I like the bite valve on the hydration system. The locking feature prevents water from leaking out of the tubing and is easily angled on or off while I am riding. The valve can be completely disassembled for washing to prevent bacteria or mold build up. In my hydration reservoirs I use only water or a clear electrolyte (sugar-free) additive. This prevents extra build up and gunk. I wish the hydration tubing could be angled for either right or left sided use. The way that that tubing is housed in the zipper compartment it can only be used on the right side. I just wonder what left handed people think of this. The hydration reservoir can be easily placed in the compartment/sleeve even when the pack is full. This is a plus, it frustrates me if I have to fill up a reservoir during my ride and I have to empty my pack. I also like the wide mouth opening of the reservoir and being able to hold the reservoir by the spine to fill it. The reservoir keeps its shape while being filled, which is a plus; no water splashing out or around.

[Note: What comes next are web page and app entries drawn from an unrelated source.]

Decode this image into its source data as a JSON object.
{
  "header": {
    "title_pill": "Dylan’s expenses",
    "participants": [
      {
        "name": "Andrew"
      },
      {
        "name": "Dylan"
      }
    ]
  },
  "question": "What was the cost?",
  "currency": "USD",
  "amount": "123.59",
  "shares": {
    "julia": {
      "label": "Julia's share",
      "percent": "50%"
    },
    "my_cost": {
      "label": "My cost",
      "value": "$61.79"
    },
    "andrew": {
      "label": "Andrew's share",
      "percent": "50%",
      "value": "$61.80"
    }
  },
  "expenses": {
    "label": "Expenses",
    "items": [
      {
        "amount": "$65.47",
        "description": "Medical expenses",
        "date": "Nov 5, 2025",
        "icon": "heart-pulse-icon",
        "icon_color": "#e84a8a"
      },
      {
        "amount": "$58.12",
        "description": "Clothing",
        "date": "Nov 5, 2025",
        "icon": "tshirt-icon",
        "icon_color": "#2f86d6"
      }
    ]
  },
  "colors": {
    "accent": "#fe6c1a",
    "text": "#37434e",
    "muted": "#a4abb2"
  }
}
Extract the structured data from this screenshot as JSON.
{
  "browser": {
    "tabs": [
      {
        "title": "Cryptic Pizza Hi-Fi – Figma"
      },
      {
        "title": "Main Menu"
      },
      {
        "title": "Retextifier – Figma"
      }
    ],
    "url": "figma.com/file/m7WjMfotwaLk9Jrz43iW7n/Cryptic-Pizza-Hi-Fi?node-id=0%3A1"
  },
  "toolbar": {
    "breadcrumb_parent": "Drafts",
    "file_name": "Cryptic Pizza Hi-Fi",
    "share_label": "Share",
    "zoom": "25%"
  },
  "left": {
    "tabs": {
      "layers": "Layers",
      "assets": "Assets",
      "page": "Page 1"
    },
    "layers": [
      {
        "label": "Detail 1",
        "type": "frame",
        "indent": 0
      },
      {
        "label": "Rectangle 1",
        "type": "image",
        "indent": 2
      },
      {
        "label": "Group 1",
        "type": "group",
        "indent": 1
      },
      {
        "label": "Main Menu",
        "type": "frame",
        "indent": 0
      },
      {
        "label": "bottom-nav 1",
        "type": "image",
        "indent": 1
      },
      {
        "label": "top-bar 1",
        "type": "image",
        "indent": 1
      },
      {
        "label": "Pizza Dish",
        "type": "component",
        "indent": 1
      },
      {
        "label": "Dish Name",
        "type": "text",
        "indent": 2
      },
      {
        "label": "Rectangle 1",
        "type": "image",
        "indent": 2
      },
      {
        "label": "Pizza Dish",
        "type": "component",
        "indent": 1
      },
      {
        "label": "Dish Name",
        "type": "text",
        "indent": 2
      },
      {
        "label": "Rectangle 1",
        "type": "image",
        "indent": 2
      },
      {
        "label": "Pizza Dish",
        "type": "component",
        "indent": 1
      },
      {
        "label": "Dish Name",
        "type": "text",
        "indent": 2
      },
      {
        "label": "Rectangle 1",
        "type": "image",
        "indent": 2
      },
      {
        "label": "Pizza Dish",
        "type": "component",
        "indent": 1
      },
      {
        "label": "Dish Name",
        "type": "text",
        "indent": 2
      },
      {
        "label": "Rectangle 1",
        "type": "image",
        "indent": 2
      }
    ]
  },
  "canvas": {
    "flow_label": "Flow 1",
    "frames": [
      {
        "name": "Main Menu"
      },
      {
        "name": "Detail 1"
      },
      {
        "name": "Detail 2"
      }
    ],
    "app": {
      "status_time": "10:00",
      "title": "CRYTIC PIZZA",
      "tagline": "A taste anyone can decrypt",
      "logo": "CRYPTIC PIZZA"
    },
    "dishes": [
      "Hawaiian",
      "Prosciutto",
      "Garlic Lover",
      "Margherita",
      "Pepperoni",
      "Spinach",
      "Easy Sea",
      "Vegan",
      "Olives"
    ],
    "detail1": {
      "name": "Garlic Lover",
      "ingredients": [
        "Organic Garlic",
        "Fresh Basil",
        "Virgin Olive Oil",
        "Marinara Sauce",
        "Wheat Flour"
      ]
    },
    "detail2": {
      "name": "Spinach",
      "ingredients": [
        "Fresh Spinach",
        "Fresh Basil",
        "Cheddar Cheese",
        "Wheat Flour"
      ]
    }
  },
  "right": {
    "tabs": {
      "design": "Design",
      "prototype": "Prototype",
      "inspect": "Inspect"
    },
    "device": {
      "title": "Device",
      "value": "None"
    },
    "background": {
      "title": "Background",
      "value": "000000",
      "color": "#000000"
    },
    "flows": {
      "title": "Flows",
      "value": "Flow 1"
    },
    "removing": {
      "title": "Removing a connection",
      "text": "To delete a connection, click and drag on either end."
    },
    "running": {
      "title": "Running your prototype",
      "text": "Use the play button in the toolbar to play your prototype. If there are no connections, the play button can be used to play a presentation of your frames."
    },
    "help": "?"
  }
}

I got some mud on the back of the Verve and it brushed off easily with a dry cloth first and then I used some soap and a wet cloth to remove the rest of the dirt on the fabric. It cleaned up well. With the grey color of the pack the dirt is not noticeable. I have received many compliments on this pack, on both the styling and the design.
Final Update 6/18/2013
The Osprey Verve Hydration Pack was used during the past month on short fitness hikes and during mountain bike rides. During mountain biking the pack was mostly used for my public programs that I lead or co-lead and during my patrol of a California State Park.
The Verve is a comfortable pack, even when fully loaded with water and gear/supplies. The harness and the waist belt can be adjusted so the load is distributed in a way that no strain/discomfort is placed on my back or on my shoulders. When hiking fast on the fitness hikes the weight is distributed in such a way that the pack is not shifting from side to side. Also the hydration reservoir stays put with no shifting side to side. I can only hear the water sloshing inside the reservoir.
I like the external stow pocket to stash a jacket or arm warmers in. That is actually my favorite feature. I have been reluctant to store the radio that I use on my public program events, because it may fall out of the pocket while mountain biking. I have already lost one radio on a program and they are expensive. So I store my radio inside the zippered large compartment.
Another great feature is the pocket on the harness; it is actually my second favorite feature. It is the perfect place for my MP3 player and for an energy gel. Nothing has fallen out of this pocket yet and I like that it is easily accessible.
There are so many features I enjoy with this pack. For one it is comfortable, fits me well, easily adjustable, and holds all my essentials. Plus it looks great. I am still getting compliments.
I have been cleaning the reservoir with dish soap, a bottle brush and a tube brush. The problem I currently have with the tube brush I am using is that the brush does not fill the diameter of the tubing. I can still get the tube clean but it takes some extra work because I have to angle the brush along the sides of the tube. However, it works for now until I get a different brush. I am happy to say that the reservoir does not have an odd odor and there is no mold.
I am happy with the Verve 5 and I especially like the enhancements and the redesign of this pack. For me it is the perfect size to be used on day-hikes and long/short mountain bike rides. I plan to continue using it while exploring and enjoying the outdoors on either my two feet or on my mountain bike.
The retail price of the Verve 5 is $89.00. Dimensions of the Verve 5: length (height) 18 inches x width 9 inches x depth 6 inches. Volume of the Verve 5: 305 cubic inches/5 liters. For more details please visit www.ospreypacks.com.